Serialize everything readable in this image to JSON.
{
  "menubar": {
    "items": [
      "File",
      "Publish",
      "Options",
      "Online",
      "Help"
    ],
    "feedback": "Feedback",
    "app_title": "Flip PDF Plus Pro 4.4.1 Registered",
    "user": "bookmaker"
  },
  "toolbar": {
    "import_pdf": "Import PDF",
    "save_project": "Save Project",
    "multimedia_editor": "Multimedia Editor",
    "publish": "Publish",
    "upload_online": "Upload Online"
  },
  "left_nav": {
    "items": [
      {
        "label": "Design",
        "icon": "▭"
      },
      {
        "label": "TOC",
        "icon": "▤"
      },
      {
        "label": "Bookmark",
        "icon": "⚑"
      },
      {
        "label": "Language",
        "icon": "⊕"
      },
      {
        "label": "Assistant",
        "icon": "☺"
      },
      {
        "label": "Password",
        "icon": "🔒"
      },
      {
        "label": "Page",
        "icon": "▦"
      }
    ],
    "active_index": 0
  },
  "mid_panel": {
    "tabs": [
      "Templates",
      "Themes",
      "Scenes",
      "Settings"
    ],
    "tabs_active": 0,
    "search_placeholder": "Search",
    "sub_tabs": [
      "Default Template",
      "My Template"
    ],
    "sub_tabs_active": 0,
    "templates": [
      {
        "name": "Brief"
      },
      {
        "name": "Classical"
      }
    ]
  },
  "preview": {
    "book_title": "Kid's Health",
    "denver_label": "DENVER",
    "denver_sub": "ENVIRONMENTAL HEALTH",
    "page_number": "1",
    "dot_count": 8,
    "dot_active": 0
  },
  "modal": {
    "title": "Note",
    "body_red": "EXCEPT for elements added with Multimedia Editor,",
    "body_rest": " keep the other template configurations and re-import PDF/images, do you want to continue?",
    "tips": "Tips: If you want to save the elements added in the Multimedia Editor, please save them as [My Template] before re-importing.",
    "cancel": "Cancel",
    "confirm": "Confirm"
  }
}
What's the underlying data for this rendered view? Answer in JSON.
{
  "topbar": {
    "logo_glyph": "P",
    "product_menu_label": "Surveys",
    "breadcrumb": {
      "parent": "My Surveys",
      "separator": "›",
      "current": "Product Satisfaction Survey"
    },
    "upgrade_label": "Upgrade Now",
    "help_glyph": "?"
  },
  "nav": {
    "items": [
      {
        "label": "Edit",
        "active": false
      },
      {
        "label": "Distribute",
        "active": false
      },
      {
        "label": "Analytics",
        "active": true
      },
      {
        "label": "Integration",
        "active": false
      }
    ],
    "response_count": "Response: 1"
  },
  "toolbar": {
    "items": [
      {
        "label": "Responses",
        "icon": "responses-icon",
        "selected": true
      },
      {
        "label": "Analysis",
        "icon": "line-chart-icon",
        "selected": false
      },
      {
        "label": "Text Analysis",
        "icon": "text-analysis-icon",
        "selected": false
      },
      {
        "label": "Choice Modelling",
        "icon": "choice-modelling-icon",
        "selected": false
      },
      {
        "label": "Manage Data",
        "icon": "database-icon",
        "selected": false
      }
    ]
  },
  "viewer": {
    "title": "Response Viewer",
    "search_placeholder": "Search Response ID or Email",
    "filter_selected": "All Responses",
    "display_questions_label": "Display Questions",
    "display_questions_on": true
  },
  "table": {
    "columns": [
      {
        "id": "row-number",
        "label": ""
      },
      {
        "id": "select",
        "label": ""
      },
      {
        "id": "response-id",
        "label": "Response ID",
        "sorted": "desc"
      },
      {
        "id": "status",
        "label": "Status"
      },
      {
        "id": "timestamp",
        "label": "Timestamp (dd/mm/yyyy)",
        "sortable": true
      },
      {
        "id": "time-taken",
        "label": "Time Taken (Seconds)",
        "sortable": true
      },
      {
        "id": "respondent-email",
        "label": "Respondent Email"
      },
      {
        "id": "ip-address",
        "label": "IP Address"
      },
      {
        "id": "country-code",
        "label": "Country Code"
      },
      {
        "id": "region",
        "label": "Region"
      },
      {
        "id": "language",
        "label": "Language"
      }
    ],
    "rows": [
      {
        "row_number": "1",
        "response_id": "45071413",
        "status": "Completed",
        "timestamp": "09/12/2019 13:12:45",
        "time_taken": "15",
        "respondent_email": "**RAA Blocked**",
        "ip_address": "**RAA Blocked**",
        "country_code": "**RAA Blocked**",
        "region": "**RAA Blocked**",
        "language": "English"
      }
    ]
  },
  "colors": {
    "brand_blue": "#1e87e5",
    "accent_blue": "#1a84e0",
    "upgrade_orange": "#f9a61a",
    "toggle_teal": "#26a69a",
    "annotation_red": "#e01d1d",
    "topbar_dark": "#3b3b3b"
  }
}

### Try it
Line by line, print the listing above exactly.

### Exercise result
Serialize everything readable in this image to JSON.
{
  "menubar": {
    "items": [
      "File",
      "Publish",
      "Options",
      "Online",
      "Help"
    ],
    "feedback": "Feedback",
    "app_title": "Flip PDF Plus Pro 4.4.1 Registered",
    "user": "bookmaker"
  },
  "toolbar": {
    "import_pdf": "Import PDF",
    "save_project": "Save Project",
    "multimedia_editor": "Multimedia Editor",
    "publish": "Publish",
    "upload_online": "Upload Online"
  },
  "left_nav": {
    "items": [
      {
        "label": "Design",
        "icon": "▭"
      },
      {
        "label": "TOC",
        "icon": "▤"
      },
      {
        "label": "Bookmark",
        "icon": "⚑"
      },
      {
        "label": "Language",
        "icon": "⊕"
      },
      {
        "label": "Assistant",
        "icon": "☺"
      },
      {
        "label": "Password",
        "icon": "🔒"
      },
      {
        "label": "Page",
        "icon": "▦"
      }
    ],
    "active_index": 0
  },
  "mid_panel": {
    "tabs": [
      "Templates",
      "Themes",
      "Scenes",
      "Settings"
    ],
    "tabs_active": 0,
    "search_placeholder": "Search",
    "sub_tabs": [
      "Default Template",
      "My Template"
    ],
    "sub_tabs_active": 0,
    "templates": [
      {
        "name": "Brief"
      },
      {
        "name": "Classical"
      }
    ]
  },
  "preview": {
    "book_title": "Kid's Health",
    "denver_label": "DENVER",
    "denver_sub": "ENVIRONMENTAL HEALTH",
    "page_number": "1",
    "dot_count": 8,
    "dot_active": 0
  },
  "modal": {
    "title": "Note",
    "body_red": "EXCEPT for elements added with Multimedia Editor,",
    "body_rest": " keep the other template configurations and re-import PDF/images, do you want to continue?",
    "tips": "Tips: If you want to save the elements added in the Multimedia Editor, please save them as [My Template] before re-importing.",
    "cancel": "Cancel",
    "confirm": "Confirm"
  }
}
What's the underlying data for this rendered view? Answer in JSON.
{
  "topbar": {
    "logo_glyph": "P",
    "product_menu_label": "Surveys",
    "breadcrumb": {
      "parent": "My Surveys",
      "separator": "›",
      "current": "Product Satisfaction Survey"
    },
    "upgrade_label": "Upgrade Now",
    "help_glyph": "?"
  },
  "nav": {
    "items": [
      {
        "label": "Edit",
        "active": false
      },
      {
        "label": "Distribute",
        "active": false
      },
      {
        "label": "Analytics",
        "active": true
      },
      {
        "label": "Integration",
        "active": false
      }
    ],
    "response_count": "Response: 1"
  },
  "toolbar": {
    "items": [
      {
        "label": "Responses",
        "icon": "responses-icon",
        "selected": true
      },
      {
        "label": "Analysis",
        "icon": "line-chart-icon",
        "selected": false
      },
      {
        "label": "Text Analysis",
        "icon": "text-analysis-icon",
        "selected": false
      },
      {
        "label": "Choice Modelling",
        "icon": "choice-modelling-icon",
        "selected": false
      },
      {
        "label": "Manage Data",
        "icon": "database-icon",
        "selected": false
      }
    ]
  },
  "viewer": {
    "title": "Response Viewer",
    "search_placeholder": "Search Response ID or Email",
    "filter_selected": "All Responses",
    "display_questions_label": "Display Questions",
    "display_questions_on": true
  },
  "table": {
    "columns": [
      {
        "id": "row-number",
        "label": ""
      },
      {
        "id": "select",
        "label": ""
      },
      {
        "id": "response-id",
        "label": "Response ID",
        "sorted": "desc"
      },
      {
        "id": "status",
        "label": "Status"
      },
      {
        "id": "timestamp",
        "label": "Timestamp (dd/mm/yyyy)",
        "sortable": true
      },
      {
        "id": "time-taken",
        "label": "Time Taken (Seconds)",
        "sortable": true
      },
      {
        "id": "respondent-email",
        "label": "Respondent Email"
      },
      {
        "id": "ip-address",
        "label": "IP Address"
      },
      {
        "id": "country-code",
        "label": "Country Code"
      },
      {
        "id": "region",
        "label": "Region"
      },
      {
        "id": "language",
        "label": "Language"
      }
    ],
    "rows": [
      {
        "row_number": "1",
        "response_id": "45071413",
        "status": "Completed",
        "timestamp": "09/12/2019 13:12:45",
        "time_taken": "15",
        "respondent_email": "**RAA Blocked**",
        "ip_address": "**RAA Blocked**",
        "country_code": "**RAA Blocked**",
        "region": "**RAA Blocked**",
        "language": "English"
      }
    ]
  },
  "colors": {
    "brand_blue": "#1e87e5",
    "accent_blue": "#1a84e0",
    "upgrade_orange": "#f9a61a",
    "toggle_teal": "#26a69a",
    "annotation_red": "#e01d1d",
    "topbar_dark": "#3b3b3b"
  }
}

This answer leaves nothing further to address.